Two promising approaches to developing next-generation energy storage technologies are known to involve the use of high-density lithium metal and solid electrolytes. But a new study that brings these two directions together has made an exciting new breakthrough.
Us scientists have reportedly shown how stability issues associated with these architectures can be addressed with the help of electrochemical pulses, paving the way for electric cars and smartphones that run longer on each charge. The research has been published in ACS Energy Letters, a journal of the American Chemical Society.
Part of the research in this area has focused on the anode, which serves as one of the device's two electrodes and helps facilitate the transport of lithium ions through liquid electrolytes.
Today's anodes are made from a mix of graphite and copper, but pure lithium metal is an attractive alternative because it offers the highest energy density of any solid material.
So far, however, integrating lithium metal into batteries has been difficult, as scientists have encountered all sorts of safety issues that have quickly led to their downfall.

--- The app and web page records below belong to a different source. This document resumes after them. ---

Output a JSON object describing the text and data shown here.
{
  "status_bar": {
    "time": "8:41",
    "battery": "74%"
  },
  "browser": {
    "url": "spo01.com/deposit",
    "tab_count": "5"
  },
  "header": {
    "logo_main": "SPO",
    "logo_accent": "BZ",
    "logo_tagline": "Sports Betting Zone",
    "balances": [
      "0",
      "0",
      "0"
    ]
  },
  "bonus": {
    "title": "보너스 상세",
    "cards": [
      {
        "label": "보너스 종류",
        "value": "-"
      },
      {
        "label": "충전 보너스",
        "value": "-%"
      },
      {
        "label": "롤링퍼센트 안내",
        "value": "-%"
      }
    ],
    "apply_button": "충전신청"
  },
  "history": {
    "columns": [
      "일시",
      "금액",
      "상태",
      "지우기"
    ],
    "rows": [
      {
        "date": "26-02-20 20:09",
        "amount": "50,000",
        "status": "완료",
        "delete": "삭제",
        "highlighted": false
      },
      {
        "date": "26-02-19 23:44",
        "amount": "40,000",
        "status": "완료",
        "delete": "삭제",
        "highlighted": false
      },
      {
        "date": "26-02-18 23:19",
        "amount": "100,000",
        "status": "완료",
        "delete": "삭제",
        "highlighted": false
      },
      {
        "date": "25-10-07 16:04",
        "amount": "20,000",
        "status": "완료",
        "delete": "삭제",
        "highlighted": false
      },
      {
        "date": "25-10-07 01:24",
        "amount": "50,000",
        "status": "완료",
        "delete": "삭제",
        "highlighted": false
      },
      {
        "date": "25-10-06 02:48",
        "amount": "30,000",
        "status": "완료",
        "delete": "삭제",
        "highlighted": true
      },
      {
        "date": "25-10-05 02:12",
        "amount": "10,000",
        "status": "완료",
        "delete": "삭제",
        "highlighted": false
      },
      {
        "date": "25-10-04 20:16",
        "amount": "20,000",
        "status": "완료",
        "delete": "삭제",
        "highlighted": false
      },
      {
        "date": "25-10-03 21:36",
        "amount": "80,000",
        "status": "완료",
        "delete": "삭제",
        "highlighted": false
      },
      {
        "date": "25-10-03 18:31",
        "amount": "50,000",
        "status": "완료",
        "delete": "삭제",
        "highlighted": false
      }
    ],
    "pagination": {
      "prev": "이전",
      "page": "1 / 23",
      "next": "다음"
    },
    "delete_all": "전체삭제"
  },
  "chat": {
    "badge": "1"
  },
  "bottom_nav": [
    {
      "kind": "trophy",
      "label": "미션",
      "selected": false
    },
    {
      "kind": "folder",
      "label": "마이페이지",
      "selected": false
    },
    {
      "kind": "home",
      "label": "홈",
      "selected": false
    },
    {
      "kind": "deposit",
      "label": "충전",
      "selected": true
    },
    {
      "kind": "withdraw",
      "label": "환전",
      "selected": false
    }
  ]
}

One idea is that replacing liquid electrolytes with solid ones will lead to batteries that are better suited to lithium. This crossover of materials is a new focus of work by scientists at Oak Ridge National Laboratory (ORNL), who believe they have found a way to bind them together in a stable and durable way without compromising performance.
In solid-state batteries, fusing materials together is often a tricky task because continuous charge-discharge cycles can make joints unstable and cause cavities to form, known as contact impedance.
Applying pressure is one way to solve this problem, but this technique requires regular use while the battery is running and can cause a short circuit.
ORNL's scientists found that when the lithium metal anode was combined with a solid electrolyte, they could eliminate these gaps by applying a short, high-voltage electrochemical pulse. These pulses act as an electric current around the voids, causing them to dissipate, creating a wider contact at the material interface.
Since this has no adverse effect on the battery, and pulse technology can restore the battery to almost its original capacity, the scientists envision that the technology could one day provide a viable way to manage the operation of solid-state lithium-metal batteries.
They say such a system could provide twice the energy density of current solutions and be much smaller, meaning electric cars could go farther on each charge or smartphones could run for longer.
Ilias Belharouak, co-leader of the project, said: "This approach will achieve an all-solid-state architecture without applying forces that could damage the battery, making deployment during battery life impractical. In our development process, the battery can be manufactured normally, and if the battery is tired, pulses can be applied to rejuvenate and refresh the interface."
The scientists are now continuing to develop the technology by experimenting with more advanced electrolyte materials and studying how to scale it up to working scale solid-state battery systems.